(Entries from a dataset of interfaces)
********

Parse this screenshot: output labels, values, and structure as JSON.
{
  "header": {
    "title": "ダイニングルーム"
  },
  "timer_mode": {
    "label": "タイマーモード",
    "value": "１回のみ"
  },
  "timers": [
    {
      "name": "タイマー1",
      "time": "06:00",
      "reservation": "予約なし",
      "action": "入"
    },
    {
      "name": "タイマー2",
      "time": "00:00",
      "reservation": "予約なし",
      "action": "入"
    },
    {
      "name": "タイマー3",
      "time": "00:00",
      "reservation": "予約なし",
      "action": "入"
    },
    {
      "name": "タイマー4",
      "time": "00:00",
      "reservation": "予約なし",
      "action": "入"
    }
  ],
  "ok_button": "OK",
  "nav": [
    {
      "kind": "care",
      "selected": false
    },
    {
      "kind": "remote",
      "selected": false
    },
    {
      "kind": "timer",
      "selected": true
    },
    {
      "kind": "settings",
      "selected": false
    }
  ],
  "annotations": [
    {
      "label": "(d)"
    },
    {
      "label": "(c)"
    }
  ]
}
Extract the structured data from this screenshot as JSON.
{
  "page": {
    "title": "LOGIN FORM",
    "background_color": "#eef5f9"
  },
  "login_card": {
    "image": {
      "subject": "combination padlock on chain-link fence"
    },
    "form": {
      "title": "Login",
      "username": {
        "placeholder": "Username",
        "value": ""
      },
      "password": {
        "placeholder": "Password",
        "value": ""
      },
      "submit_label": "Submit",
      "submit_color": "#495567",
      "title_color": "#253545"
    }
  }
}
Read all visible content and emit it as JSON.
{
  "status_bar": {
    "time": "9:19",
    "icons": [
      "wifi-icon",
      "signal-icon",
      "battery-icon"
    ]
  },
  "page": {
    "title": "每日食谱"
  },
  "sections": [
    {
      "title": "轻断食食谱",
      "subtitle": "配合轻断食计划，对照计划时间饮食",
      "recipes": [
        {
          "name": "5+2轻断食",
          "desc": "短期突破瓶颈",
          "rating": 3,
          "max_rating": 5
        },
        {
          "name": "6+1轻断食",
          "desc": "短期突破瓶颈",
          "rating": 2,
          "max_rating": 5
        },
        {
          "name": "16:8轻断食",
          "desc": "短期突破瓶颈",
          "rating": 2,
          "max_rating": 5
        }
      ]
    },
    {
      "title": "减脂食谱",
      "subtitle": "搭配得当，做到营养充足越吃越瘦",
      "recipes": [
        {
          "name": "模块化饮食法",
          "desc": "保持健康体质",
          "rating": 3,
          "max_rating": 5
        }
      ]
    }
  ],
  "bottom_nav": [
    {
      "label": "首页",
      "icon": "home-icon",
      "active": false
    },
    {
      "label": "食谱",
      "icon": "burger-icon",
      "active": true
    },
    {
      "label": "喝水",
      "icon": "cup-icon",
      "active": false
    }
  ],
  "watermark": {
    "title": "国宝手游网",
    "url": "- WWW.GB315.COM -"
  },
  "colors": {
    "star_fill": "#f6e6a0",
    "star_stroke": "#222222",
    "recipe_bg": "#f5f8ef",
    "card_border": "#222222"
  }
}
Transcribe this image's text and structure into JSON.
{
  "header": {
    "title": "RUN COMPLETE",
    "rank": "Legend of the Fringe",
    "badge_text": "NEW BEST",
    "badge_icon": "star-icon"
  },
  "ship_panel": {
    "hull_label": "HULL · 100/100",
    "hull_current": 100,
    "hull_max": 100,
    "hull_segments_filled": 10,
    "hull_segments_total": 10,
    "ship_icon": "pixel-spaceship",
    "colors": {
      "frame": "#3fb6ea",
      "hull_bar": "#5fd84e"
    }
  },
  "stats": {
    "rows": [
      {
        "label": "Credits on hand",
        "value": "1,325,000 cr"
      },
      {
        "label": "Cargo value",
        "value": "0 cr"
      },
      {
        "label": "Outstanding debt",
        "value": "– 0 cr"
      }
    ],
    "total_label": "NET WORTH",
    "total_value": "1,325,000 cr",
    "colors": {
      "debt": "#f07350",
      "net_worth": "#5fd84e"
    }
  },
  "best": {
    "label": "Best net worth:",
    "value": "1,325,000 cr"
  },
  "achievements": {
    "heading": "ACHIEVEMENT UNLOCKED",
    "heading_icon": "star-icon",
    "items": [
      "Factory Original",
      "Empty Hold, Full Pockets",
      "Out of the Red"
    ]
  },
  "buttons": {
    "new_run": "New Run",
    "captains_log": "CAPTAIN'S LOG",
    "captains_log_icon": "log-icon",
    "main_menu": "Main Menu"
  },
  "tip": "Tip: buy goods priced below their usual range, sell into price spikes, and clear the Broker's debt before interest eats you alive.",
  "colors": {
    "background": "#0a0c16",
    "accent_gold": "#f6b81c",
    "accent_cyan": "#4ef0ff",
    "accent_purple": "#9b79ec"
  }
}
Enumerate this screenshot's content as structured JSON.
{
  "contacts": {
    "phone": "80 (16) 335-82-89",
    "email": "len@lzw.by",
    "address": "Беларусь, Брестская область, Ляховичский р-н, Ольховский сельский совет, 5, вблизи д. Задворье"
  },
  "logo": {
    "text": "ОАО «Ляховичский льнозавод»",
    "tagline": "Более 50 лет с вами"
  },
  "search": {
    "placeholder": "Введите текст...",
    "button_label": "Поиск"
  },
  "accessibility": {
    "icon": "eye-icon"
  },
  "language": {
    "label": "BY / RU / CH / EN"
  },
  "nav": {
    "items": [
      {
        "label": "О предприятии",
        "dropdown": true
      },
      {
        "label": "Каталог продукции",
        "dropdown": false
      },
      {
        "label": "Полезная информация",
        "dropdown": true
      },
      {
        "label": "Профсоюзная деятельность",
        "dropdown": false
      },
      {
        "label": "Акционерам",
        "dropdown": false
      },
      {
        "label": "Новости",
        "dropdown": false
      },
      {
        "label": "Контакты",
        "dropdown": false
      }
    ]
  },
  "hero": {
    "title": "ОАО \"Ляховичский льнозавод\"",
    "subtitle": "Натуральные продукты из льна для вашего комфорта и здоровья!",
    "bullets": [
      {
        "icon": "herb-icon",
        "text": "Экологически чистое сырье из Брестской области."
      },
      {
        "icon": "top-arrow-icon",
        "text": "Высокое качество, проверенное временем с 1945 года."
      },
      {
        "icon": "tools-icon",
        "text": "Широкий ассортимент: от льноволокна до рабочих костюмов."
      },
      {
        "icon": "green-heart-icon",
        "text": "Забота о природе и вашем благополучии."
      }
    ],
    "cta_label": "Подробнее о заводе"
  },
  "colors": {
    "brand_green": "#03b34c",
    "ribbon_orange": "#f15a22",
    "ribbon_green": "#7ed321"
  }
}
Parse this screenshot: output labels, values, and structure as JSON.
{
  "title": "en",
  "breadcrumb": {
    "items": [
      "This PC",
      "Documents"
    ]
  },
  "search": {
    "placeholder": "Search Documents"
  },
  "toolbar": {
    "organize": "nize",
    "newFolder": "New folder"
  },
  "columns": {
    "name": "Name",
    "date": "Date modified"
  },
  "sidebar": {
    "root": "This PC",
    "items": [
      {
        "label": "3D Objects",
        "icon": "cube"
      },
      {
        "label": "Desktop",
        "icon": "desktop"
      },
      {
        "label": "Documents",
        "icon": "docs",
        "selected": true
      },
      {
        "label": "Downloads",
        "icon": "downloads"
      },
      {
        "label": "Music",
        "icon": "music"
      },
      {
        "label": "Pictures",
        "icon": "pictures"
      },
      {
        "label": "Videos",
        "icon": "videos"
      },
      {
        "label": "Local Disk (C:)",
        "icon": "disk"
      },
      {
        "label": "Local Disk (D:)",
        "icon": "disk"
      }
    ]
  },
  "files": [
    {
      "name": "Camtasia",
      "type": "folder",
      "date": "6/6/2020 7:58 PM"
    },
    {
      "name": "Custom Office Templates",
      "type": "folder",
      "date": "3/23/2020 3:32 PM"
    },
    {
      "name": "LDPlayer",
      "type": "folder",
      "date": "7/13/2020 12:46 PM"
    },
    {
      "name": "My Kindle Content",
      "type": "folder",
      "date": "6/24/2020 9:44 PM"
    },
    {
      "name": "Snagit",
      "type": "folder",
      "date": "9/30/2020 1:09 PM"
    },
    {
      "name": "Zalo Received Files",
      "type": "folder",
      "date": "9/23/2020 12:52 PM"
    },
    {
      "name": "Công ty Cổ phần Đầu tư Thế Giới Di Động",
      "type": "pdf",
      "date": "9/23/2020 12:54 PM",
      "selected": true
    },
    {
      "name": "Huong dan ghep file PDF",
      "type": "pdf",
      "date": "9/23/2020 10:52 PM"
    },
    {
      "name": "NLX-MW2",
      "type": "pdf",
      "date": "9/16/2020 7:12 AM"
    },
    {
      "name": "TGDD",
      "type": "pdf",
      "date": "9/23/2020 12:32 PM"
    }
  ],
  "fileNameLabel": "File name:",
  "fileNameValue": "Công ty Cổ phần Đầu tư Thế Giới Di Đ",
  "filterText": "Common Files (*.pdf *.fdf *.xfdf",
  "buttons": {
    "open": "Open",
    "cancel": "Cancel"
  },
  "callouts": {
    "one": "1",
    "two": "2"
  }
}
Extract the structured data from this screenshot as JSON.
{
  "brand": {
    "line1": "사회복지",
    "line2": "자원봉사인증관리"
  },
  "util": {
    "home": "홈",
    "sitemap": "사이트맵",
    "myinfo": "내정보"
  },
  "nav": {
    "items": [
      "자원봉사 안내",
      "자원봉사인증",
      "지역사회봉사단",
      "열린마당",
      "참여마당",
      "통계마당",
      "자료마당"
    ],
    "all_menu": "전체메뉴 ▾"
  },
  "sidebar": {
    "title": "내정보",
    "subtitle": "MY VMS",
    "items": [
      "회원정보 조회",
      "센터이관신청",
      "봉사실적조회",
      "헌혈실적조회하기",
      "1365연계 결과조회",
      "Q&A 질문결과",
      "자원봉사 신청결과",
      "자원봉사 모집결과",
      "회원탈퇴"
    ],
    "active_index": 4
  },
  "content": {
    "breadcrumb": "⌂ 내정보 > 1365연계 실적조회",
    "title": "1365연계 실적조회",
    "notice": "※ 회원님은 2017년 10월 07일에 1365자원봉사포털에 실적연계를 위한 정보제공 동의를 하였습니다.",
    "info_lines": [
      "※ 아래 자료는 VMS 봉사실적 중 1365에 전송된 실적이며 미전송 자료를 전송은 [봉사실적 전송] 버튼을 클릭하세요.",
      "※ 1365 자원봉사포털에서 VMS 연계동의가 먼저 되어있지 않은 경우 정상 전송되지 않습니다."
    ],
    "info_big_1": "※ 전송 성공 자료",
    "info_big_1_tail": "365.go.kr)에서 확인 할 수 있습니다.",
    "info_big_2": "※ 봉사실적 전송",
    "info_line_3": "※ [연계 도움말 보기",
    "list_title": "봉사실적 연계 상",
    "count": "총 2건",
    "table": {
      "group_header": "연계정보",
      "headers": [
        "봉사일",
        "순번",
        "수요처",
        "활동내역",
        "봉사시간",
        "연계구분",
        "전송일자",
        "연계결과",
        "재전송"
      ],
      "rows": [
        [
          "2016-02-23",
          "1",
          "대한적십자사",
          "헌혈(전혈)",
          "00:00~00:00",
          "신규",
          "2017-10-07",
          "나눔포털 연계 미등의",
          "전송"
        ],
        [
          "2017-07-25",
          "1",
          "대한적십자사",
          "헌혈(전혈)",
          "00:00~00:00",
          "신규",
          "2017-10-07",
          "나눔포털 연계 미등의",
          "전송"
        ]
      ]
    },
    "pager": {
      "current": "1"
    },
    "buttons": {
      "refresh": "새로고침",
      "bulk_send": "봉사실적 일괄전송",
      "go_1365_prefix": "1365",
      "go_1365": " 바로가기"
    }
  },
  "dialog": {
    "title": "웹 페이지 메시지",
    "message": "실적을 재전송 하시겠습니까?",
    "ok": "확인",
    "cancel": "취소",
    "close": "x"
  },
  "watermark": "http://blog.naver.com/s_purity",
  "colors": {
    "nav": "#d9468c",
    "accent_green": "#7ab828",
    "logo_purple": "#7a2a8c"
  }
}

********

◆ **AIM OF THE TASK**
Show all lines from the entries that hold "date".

◆ **OUTPUT BELOW**
    "date": "Date modified"
      "date": "6/6/2020 7:58 PM"
      "date": "3/23/2020 3:32 PM"
      "date": "7/13/2020 12:46 PM"
      "date": "6/24/2020 9:44 PM"
      "date": "9/30/2020 1:09 PM"
      "date": "9/23/2020 12:52 PM"
      "date": "9/23/2020 12:54 PM",
      "date": "9/23/2020 10:52 PM"
      "date": "9/16/2020 7:12 AM"
      "date": "9/23/2020 12:32 PM"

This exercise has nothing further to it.